__Exercise objective__
Wherever the string "author" shows up in the data below, copy the whole line.
#### Data ####
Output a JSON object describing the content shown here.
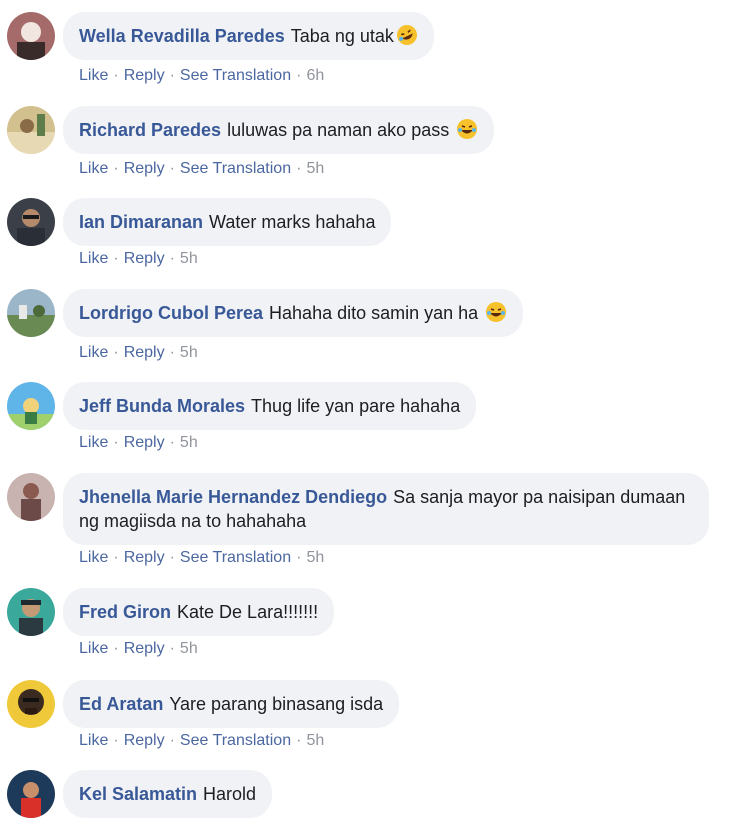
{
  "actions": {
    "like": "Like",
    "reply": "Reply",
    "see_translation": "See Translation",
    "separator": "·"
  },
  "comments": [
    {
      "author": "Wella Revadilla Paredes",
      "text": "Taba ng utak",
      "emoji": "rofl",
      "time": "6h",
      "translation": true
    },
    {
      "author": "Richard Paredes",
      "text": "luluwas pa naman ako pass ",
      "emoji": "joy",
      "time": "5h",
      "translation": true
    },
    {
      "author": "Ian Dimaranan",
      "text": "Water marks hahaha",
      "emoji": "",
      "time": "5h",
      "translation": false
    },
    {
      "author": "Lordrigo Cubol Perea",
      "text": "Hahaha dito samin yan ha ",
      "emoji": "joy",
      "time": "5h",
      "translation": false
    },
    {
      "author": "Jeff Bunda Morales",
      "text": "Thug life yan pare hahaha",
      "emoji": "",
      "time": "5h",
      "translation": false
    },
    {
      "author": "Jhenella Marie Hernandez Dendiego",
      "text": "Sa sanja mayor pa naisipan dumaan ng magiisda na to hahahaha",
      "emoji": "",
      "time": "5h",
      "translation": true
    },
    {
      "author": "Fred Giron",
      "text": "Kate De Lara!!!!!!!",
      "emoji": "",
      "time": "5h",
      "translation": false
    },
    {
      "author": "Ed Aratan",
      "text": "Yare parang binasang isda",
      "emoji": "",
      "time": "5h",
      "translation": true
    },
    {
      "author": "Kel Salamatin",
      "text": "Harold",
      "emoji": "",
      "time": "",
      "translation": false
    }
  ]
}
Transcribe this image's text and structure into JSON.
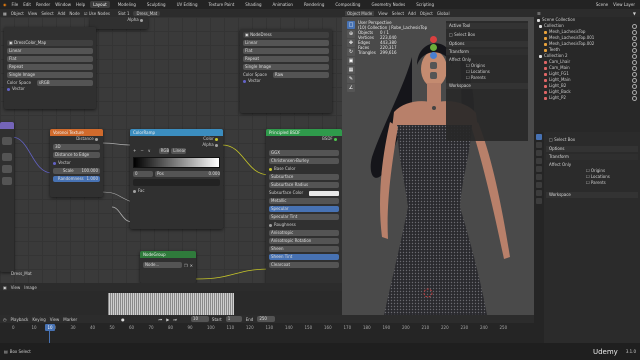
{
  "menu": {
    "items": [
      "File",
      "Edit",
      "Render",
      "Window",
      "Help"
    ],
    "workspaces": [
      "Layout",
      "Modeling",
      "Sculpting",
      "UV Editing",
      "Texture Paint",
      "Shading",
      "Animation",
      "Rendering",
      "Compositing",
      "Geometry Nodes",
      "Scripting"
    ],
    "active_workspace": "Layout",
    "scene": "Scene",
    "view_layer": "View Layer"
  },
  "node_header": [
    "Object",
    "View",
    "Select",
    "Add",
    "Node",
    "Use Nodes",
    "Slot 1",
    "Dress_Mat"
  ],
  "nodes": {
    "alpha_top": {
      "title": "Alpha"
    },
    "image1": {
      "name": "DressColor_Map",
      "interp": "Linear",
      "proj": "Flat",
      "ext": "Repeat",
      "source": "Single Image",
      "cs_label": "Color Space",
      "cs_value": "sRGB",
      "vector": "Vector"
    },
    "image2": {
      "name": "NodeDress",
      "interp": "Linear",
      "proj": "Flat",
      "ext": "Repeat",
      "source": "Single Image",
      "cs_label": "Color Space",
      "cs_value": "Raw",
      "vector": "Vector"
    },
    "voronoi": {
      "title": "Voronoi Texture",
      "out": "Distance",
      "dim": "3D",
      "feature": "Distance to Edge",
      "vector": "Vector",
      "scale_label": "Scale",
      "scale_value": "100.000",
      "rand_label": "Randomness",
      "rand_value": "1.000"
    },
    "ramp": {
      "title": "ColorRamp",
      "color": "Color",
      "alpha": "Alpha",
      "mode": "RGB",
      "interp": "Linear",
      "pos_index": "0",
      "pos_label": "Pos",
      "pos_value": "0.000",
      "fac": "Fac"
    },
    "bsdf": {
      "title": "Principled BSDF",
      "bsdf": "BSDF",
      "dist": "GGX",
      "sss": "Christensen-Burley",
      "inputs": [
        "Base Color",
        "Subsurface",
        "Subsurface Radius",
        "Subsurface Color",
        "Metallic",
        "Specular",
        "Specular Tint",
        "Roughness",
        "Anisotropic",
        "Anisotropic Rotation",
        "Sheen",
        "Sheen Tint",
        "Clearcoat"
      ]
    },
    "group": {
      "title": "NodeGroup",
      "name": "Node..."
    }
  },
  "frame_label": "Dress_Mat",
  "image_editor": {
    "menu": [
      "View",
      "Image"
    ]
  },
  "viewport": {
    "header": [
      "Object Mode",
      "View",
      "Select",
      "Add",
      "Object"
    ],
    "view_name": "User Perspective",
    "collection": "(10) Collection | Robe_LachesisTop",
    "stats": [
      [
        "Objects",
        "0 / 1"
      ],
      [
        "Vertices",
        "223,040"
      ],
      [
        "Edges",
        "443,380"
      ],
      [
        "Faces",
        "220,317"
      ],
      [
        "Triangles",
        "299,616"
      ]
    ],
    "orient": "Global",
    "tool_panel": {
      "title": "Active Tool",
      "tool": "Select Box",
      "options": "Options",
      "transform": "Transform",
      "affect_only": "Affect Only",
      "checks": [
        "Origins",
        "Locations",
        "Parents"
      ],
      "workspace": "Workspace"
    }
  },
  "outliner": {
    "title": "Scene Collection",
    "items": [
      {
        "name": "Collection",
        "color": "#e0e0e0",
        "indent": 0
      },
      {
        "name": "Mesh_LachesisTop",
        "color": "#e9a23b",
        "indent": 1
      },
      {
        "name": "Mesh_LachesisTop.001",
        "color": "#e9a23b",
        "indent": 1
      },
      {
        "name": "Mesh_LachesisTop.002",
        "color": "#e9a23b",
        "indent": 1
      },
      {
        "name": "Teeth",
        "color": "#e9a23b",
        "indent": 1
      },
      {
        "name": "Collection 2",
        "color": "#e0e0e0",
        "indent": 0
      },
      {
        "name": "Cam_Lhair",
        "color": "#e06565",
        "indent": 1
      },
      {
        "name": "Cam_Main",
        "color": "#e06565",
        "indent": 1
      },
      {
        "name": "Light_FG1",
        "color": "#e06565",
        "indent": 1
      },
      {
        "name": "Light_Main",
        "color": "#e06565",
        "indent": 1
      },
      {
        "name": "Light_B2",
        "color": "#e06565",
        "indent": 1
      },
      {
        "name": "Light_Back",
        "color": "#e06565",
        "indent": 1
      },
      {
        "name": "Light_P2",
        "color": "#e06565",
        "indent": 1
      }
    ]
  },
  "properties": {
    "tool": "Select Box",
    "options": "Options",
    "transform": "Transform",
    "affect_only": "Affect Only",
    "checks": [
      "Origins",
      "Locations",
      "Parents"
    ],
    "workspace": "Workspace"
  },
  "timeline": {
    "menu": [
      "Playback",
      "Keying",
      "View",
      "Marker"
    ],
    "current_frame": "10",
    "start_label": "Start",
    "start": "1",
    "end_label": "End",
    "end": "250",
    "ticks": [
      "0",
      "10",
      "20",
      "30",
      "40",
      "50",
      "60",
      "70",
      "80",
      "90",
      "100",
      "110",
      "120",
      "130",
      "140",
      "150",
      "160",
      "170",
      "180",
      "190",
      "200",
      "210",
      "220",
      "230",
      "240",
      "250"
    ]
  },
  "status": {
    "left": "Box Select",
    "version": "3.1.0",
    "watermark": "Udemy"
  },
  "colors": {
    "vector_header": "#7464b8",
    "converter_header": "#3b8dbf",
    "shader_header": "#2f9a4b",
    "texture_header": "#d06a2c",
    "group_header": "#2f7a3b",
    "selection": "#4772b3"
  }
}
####
__Answer below__
      "author": "Wella Revadilla Paredes",
      "author": "Richard Paredes",
      "author": "Ian Dimaranan",
      "author": "Lordrigo Cubol Perea",
      "author": "Jeff Bunda Morales",
      "author": "Jhenella Marie Hernandez Dendiego",
      "author": "Fred Giron",
      "author": "Ed Aratan",
      "author": "Kel Salamatin",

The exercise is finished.